Years ago, when I had only a small Schacht Baby Wolf loom with a mere 24 inches of weaving width, I developed considerable skill with a technique called Double Width Double Weave (hereinafter called DWDW). This allows you to set the loom up so as to weave two layers of cloth simultaneously, open on one side and with a fold on the other. Imagine a sheet of paper folded in half down the middle; when it’s opened up, it’s twice as wide. Hoo hah!! That’s what I did on the loom, enabling me to weave fabrics wide enough to make into clothing, or to make a nice spacious throw to snuggle into on a chilly evening.
Not only did I figure out how to do that much, but once I had become enamored of a process of using multiple yarns in a single warp (sometimes as many as twenty), randomly distributed across the width to create complex and interesting results, I began to imagine combining these two techniques. It took a number of attempts — none of them abject failures — before I got pretty good at it, and developed some tricks and procedures that enabled me to be fairly sure that both layers would be as I envisioned. From time to time, at Weavers’ Guild show and tell times, I’d show a length of fabric done this way, and almost invariably — as she stood handling the cloth — some experienced weaver would tell me that it couldn’t be done, or the rules said it couldn’t be done. The evidence apparently wasn’t convincing enough.
It’s been a few years since I’ve done the DWDW dance, but I’m back into it. The first return to this technique is a series I’m calling Wintergreen — I wrote about its start some months ago. Progress has been glacial, for a number of reasons — some of them technical, some of them the press of Real Life outside this studio. But it’s moving forward now, quite decisively, and here’s proof ~
That’s a close-up of the warp threads tied onto the back apron rod using surgeon’s knots — they’re easy to tie and hold reliably despite considerable warp tension. Each of those bundles is one inch-worth of threads.
And this is even closer so the knots and threads show a little better. This is the most jammed-together bunch of warp knots I’ve ever had; I’ll explain why in another post in a few days. It was a bit challenging getting them all nicely aligned and snuggled in together. Note — there are 898 threads in this warp, across about 28 inches.
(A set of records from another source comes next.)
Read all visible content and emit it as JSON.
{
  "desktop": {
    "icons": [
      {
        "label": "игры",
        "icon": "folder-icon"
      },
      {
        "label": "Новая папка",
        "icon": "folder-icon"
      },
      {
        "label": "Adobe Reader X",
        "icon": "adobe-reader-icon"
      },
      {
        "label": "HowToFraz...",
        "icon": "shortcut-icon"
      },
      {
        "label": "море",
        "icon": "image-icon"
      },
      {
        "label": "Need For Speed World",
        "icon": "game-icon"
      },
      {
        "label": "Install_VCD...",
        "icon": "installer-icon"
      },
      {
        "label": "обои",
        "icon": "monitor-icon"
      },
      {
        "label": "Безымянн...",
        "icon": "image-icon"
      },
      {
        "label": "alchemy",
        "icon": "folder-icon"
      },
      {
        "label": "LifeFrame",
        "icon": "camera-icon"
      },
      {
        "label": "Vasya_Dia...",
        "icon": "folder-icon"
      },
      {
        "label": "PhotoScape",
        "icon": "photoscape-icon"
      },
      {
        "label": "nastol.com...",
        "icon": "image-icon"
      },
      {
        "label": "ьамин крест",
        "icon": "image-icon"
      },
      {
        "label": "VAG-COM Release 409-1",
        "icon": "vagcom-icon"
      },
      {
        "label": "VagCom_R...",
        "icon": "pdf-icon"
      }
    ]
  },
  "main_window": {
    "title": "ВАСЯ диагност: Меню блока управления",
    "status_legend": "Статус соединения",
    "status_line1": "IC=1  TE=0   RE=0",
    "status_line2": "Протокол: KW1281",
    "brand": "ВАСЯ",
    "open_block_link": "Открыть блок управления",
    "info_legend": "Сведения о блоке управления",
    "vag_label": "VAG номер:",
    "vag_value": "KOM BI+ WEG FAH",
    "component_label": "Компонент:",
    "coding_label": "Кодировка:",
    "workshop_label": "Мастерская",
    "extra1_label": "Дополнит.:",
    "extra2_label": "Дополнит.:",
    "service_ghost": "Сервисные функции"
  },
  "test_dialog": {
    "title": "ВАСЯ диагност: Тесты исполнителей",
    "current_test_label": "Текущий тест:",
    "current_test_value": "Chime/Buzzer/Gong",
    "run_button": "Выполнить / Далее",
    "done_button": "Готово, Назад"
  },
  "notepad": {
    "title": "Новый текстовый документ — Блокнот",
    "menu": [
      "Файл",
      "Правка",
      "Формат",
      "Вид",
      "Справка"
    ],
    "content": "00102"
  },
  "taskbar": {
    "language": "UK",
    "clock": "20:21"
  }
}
This is an up close and personal view of a portion of the warp as it winds onto the warp beam at the back of the loom. I’m pleased with the distribution of the five different yarns — nice spread of textures especially. I’ll tell more of this story soon. Stay tuned.